So there is this idea that somehow if you go to Japan, you will be bestowed with secret knowledge and somehow be transformed into a martial arts master of mythic proportions. The same I guess can be said about going to the Shaolin temple or Wudan mountain. Sadly this is not the case.
The reason that there are really great martial artists in these places is that they take it on as a life mission, and LIVE THERE. Martial arts devotees (shugyosha) in Japan train every single day. But here’s the rub, there are also a bunch of lazy, half-assed martial artists out there too. They watch the same shows as we do and get all hyped up just like we do and go try to learn martial arts just like we do. Sadly, they get taken in by less than reputable “masters” just like we do too. There’s nothing that guarantees that the training that you get in Tokyo is any better than you can get in Ohio or New Jersey. In fact, many of the martial arts destinations have become so monetized and watered down that the training you get is absolute crap, but you pay thousands to go and say that you “trained in Japan”.
Is it cool to learn stuff from someone who’s ancestor invented it? Sure. Would it be neat to sit in the same dojo that people have been training in for 600 years? Absolutely. Does that have anything to do with how good of a martial artist you are? Nope.

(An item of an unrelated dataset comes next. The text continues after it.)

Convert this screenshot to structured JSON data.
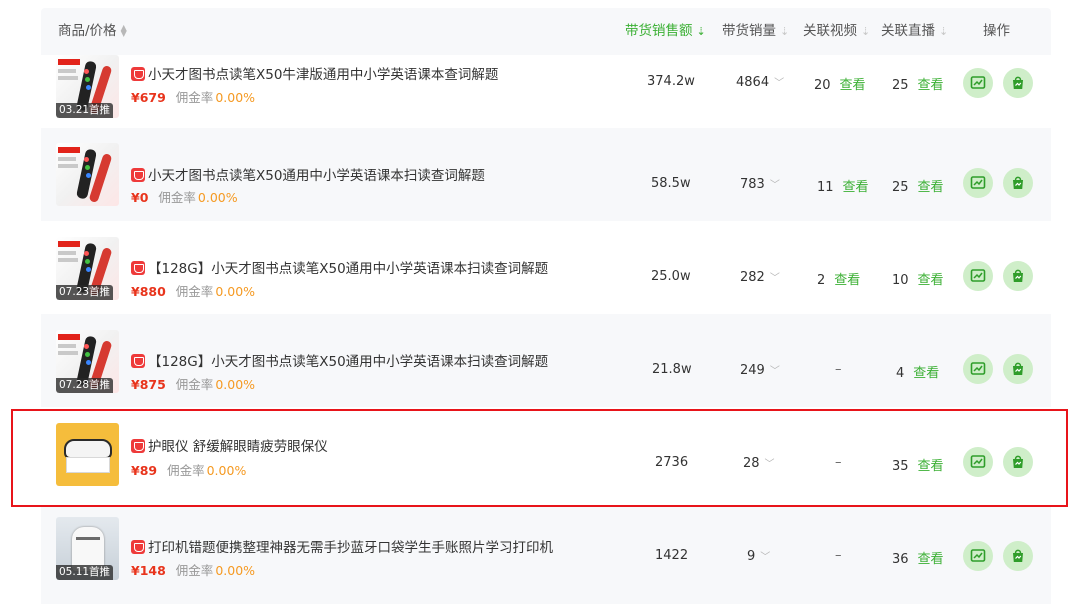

For the price of a weekend trip to train in Japan, I could get weekly private lessons from a talented and experienced instructor for a year. Which one sounds more impressive at a cocktail party? Japan. Which one is going to give me a huge boost in my training? Working my butt off in the suburbs.
So if anyone needs me, I’ll be in my small, anonymous warehouse space doing the same things that people in small anonymous spaces all over the world are doing to make themselves more capable, adept martial artists and leave the name-dropping, and hype-spreading to the rumormongers.